=== Assignment ===
Each record beneath this line should be returned exactly as it is.

────────────────────────────────────────

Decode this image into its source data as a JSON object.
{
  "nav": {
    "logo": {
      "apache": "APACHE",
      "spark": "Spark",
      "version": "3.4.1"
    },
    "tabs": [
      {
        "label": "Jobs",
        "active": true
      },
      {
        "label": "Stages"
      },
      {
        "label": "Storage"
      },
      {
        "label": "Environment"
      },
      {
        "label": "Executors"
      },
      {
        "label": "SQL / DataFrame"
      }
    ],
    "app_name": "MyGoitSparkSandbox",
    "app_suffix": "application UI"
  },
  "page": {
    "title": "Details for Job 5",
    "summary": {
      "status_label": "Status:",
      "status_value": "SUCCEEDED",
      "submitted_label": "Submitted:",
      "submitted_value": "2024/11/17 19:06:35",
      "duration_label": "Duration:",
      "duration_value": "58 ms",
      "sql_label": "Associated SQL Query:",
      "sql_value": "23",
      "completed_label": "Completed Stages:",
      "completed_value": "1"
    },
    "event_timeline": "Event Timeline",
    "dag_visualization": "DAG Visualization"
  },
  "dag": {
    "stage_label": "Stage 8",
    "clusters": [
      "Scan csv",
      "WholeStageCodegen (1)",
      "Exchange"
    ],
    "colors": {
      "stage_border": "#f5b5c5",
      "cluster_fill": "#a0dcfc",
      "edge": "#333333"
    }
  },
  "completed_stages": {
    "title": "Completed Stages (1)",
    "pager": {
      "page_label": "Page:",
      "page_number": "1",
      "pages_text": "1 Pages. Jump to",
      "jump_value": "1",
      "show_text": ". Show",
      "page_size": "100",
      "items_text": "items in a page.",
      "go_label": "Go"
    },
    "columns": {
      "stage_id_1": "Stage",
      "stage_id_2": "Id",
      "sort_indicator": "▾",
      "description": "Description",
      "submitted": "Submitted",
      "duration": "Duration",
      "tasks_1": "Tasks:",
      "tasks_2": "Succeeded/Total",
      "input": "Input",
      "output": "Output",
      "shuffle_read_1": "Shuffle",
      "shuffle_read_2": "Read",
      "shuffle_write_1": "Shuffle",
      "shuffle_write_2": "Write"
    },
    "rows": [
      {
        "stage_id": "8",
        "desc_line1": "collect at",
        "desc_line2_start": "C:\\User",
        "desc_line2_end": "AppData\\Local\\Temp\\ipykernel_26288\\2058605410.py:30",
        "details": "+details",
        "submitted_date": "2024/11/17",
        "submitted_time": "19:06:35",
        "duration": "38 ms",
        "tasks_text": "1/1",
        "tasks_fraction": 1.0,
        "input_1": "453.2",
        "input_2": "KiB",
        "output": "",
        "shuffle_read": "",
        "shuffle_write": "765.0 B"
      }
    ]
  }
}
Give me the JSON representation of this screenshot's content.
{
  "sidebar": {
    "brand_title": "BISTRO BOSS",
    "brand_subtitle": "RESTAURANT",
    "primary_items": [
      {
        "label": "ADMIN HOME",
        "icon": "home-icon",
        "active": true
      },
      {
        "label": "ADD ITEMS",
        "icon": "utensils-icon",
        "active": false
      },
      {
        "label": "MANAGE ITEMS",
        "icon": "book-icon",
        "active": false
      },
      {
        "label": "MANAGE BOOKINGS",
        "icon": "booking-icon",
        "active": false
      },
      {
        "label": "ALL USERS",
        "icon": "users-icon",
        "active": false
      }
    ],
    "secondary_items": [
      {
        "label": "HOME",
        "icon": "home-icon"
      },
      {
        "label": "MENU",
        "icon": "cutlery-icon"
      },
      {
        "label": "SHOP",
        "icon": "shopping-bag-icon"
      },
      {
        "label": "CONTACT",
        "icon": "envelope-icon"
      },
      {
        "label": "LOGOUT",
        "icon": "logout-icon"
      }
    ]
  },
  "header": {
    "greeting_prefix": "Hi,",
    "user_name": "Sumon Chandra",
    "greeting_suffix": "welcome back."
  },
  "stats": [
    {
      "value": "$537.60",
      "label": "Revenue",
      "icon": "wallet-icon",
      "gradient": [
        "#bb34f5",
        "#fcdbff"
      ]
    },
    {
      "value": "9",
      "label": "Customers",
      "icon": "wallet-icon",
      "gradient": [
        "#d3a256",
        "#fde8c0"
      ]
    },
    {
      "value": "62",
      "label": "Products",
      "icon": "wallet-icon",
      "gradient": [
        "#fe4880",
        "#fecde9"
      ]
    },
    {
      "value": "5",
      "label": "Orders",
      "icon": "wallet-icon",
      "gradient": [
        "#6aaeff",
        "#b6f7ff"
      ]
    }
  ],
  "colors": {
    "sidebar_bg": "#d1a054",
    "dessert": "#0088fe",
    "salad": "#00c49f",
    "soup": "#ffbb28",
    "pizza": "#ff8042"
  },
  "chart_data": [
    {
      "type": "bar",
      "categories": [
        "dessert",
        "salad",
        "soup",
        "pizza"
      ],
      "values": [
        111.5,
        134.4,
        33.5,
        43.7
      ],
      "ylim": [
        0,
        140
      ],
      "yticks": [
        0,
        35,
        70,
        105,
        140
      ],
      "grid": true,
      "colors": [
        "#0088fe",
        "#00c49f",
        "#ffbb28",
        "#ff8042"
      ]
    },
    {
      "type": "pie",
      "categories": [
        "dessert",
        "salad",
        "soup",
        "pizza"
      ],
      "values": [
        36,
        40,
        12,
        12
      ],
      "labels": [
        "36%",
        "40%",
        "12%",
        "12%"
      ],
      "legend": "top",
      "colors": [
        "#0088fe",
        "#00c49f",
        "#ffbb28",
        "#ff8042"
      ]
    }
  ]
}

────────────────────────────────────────

=== Result for this exercise ===
Decode this image into its source data as a JSON object.
{
  "nav": {
    "logo": {
      "apache": "APACHE",
      "spark": "Spark",
      "version": "3.4.1"
    },
    "tabs": [
      {
        "label": "Jobs",
        "active": true
      },
      {
        "label": "Stages"
      },
      {
        "label": "Storage"
      },
      {
        "label": "Environment"
      },
      {
        "label": "Executors"
      },
      {
        "label": "SQL / DataFrame"
      }
    ],
    "app_name": "MyGoitSparkSandbox",
    "app_suffix": "application UI"
  },
  "page": {
    "title": "Details for Job 5",
    "summary": {
      "status_label": "Status:",
      "status_value": "SUCCEEDED",
      "submitted_label": "Submitted:",
      "submitted_value": "2024/11/17 19:06:35",
      "duration_label": "Duration:",
      "duration_value": "58 ms",
      "sql_label": "Associated SQL Query:",
      "sql_value": "23",
      "completed_label": "Completed Stages:",
      "completed_value": "1"
    },
    "event_timeline": "Event Timeline",
    "dag_visualization": "DAG Visualization"
  },
  "dag": {
    "stage_label": "Stage 8",
    "clusters": [
      "Scan csv",
      "WholeStageCodegen (1)",
      "Exchange"
    ],
    "colors": {
      "stage_border": "#f5b5c5",
      "cluster_fill": "#a0dcfc",
      "edge": "#333333"
    }
  },
  "completed_stages": {
    "title": "Completed Stages (1)",
    "pager": {
      "page_label": "Page:",
      "page_number": "1",
      "pages_text": "1 Pages. Jump to",
      "jump_value": "1",
      "show_text": ". Show",
      "page_size": "100",
      "items_text": "items in a page.",
      "go_label": "Go"
    },
    "columns": {
      "stage_id_1": "Stage",
      "stage_id_2": "Id",
      "sort_indicator": "▾",
      "description": "Description",
      "submitted": "Submitted",
      "duration": "Duration",
      "tasks_1": "Tasks:",
      "tasks_2": "Succeeded/Total",
      "input": "Input",
      "output": "Output",
      "shuffle_read_1": "Shuffle",
      "shuffle_read_2": "Read",
      "shuffle_write_1": "Shuffle",
      "shuffle_write_2": "Write"
    },
    "rows": [
      {
        "stage_id": "8",
        "desc_line1": "collect at",
        "desc_line2_start": "C:\\User",
        "desc_line2_end": "AppData\\Local\\Temp\\ipykernel_26288\\2058605410.py:30",
        "details": "+details",
        "submitted_date": "2024/11/17",
        "submitted_time": "19:06:35",
        "duration": "38 ms",
        "tasks_text": "1/1",
        "tasks_fraction": 1.0,
        "input_1": "453.2",
        "input_2": "KiB",
        "output": "",
        "shuffle_read": "",
        "shuffle_write": "765.0 B"
      }
    ]
  }
}
Give me the JSON representation of this screenshot's content.
{
  "sidebar": {
    "brand_title": "BISTRO BOSS",
    "brand_subtitle": "RESTAURANT",
    "primary_items": [
      {
        "label": "ADMIN HOME",
        "icon": "home-icon",
        "active": true
      },
      {
        "label": "ADD ITEMS",
        "icon": "utensils-icon",
        "active": false
      },
      {
        "label": "MANAGE ITEMS",
        "icon": "book-icon",
        "active": false
      },
      {
        "label": "MANAGE BOOKINGS",
        "icon": "booking-icon",
        "active": false
      },
      {
        "label": "ALL USERS",
        "icon": "users-icon",
        "active": false
      }
    ],
    "secondary_items": [
      {
        "label": "HOME",
        "icon": "home-icon"
      },
      {
        "label": "MENU",
        "icon": "cutlery-icon"
      },
      {
        "label": "SHOP",
        "icon": "shopping-bag-icon"
      },
      {
        "label": "CONTACT",
        "icon": "envelope-icon"
      },
      {
        "label": "LOGOUT",
        "icon": "logout-icon"
      }
    ]
  },
  "header": {
    "greeting_prefix": "Hi,",
    "user_name": "Sumon Chandra",
    "greeting_suffix": "welcome back."
  },
  "stats": [
    {
      "value": "$537.60",
      "label": "Revenue",
      "icon": "wallet-icon",
      "gradient": [
        "#bb34f5",
        "#fcdbff"
      ]
    },
    {
      "value": "9",
      "label": "Customers",
      "icon": "wallet-icon",
      "gradient": [
        "#d3a256",
        "#fde8c0"
      ]
    },
    {
      "value": "62",
      "label": "Products",
      "icon": "wallet-icon",
      "gradient": [
        "#fe4880",
        "#fecde9"
      ]
    },
    {
      "value": "5",
      "label": "Orders",
      "icon": "wallet-icon",
      "gradient": [
        "#6aaeff",
        "#b6f7ff"
      ]
    }
  ],
  "colors": {
    "sidebar_bg": "#d1a054",
    "dessert": "#0088fe",
    "salad": "#00c49f",
    "soup": "#ffbb28",
    "pizza": "#ff8042"
  },
  "chart_data": [
    {
      "type": "bar",
      "categories": [
        "dessert",
        "salad",
        "soup",
        "pizza"
      ],
      "values": [
        111.5,
        134.4,
        33.5,
        43.7
      ],
      "ylim": [
        0,
        140
      ],
      "yticks": [
        0,
        35,
        70,
        105,
        140
      ],
      "grid": true,
      "colors": [
        "#0088fe",
        "#00c49f",
        "#ffbb28",
        "#ff8042"
      ]
    },
    {
      "type": "pie",
      "categories": [
        "dessert",
        "salad",
        "soup",
        "pizza"
      ],
      "values": [
        36,
        40,
        12,
        12
      ],
      "labels": [
        "36%",
        "40%",
        "12%",
        "12%"
      ],
      "legend": "top",
      "colors": [
        "#0088fe",
        "#00c49f",
        "#ffbb28",
        "#ff8042"
      ]
    }
  ]
}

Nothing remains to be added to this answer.